Exercise brief
All of the records are to be copied out exactly, with nothing left out.

Listed records
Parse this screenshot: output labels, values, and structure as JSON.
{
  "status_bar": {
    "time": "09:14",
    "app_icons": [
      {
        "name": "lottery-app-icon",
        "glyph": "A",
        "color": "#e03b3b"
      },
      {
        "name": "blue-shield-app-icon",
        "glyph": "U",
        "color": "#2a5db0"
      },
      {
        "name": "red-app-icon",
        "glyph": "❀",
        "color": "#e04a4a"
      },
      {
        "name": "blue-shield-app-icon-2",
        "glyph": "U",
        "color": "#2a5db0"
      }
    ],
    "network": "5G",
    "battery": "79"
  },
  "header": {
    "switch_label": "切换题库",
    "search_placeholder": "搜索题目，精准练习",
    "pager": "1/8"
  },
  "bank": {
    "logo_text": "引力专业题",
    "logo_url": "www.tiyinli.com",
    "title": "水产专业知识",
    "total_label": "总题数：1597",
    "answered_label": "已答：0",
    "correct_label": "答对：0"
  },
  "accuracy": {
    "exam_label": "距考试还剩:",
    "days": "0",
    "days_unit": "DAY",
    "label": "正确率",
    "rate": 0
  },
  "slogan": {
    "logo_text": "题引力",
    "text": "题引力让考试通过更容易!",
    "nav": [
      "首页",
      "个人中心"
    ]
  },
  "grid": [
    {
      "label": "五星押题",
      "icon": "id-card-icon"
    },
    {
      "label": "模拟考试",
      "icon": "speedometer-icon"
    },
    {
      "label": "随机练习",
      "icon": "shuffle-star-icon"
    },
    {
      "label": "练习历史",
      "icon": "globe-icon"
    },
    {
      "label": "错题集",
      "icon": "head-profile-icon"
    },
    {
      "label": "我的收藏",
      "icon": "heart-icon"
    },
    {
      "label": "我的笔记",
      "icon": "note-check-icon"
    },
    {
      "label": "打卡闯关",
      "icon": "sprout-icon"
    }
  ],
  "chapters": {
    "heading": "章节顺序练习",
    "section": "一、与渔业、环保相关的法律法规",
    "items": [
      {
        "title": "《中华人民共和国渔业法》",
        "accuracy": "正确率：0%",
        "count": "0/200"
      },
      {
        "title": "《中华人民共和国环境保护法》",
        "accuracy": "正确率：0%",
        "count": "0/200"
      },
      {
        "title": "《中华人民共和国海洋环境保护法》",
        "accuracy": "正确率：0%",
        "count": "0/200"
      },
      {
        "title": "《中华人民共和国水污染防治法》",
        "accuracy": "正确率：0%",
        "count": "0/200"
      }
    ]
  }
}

Answer space
Parse this screenshot: output labels, values, and structure as JSON.
{
  "status_bar": {
    "time": "09:14",
    "app_icons": [
      {
        "name": "lottery-app-icon",
        "glyph": "A",
        "color": "#e03b3b"
      },
      {
        "name": "blue-shield-app-icon",
        "glyph": "U",
        "color": "#2a5db0"
      },
      {
        "name": "red-app-icon",
        "glyph": "❀",
        "color": "#e04a4a"
      },
      {
        "name": "blue-shield-app-icon-2",
        "glyph": "U",
        "color": "#2a5db0"
      }
    ],
    "network": "5G",
    "battery": "79"
  },
  "header": {
    "switch_label": "切换题库",
    "search_placeholder": "搜索题目，精准练习",
    "pager": "1/8"
  },
  "bank": {
    "logo_text": "引力专业题",
    "logo_url": "www.tiyinli.com",
    "title": "水产专业知识",
    "total_label": "总题数：1597",
    "answered_label": "已答：0",
    "correct_label": "答对：0"
  },
  "accuracy": {
    "exam_label": "距考试还剩:",
    "days": "0",
    "days_unit": "DAY",
    "label": "正确率",
    "rate": 0
  },
  "slogan": {
    "logo_text": "题引力",
    "text": "题引力让考试通过更容易!",
    "nav": [
      "首页",
      "个人中心"
    ]
  },
  "grid": [
    {
      "label": "五星押题",
      "icon": "id-card-icon"
    },
    {
      "label": "模拟考试",
      "icon": "speedometer-icon"
    },
    {
      "label": "随机练习",
      "icon": "shuffle-star-icon"
    },
    {
      "label": "练习历史",
      "icon": "globe-icon"
    },
    {
      "label": "错题集",
      "icon": "head-profile-icon"
    },
    {
      "label": "我的收藏",
      "icon": "heart-icon"
    },
    {
      "label": "我的笔记",
      "icon": "note-check-icon"
    },
    {
      "label": "打卡闯关",
      "icon": "sprout-icon"
    }
  ],
  "chapters": {
    "heading": "章节顺序练习",
    "section": "一、与渔业、环保相关的法律法规",
    "items": [
      {
        "title": "《中华人民共和国渔业法》",
        "accuracy": "正确率：0%",
        "count": "0/200"
      },
      {
        "title": "《中华人民共和国环境保护法》",
        "accuracy": "正确率：0%",
        "count": "0/200"
      },
      {
        "title": "《中华人民共和国海洋环境保护法》",
        "accuracy": "正确率：0%",
        "count": "0/200"
      },
      {
        "title": "《中华人民共和国水污染防治法》",
        "accuracy": "正确率：0%",
        "count": "0/200"
      }
    ]
  }
}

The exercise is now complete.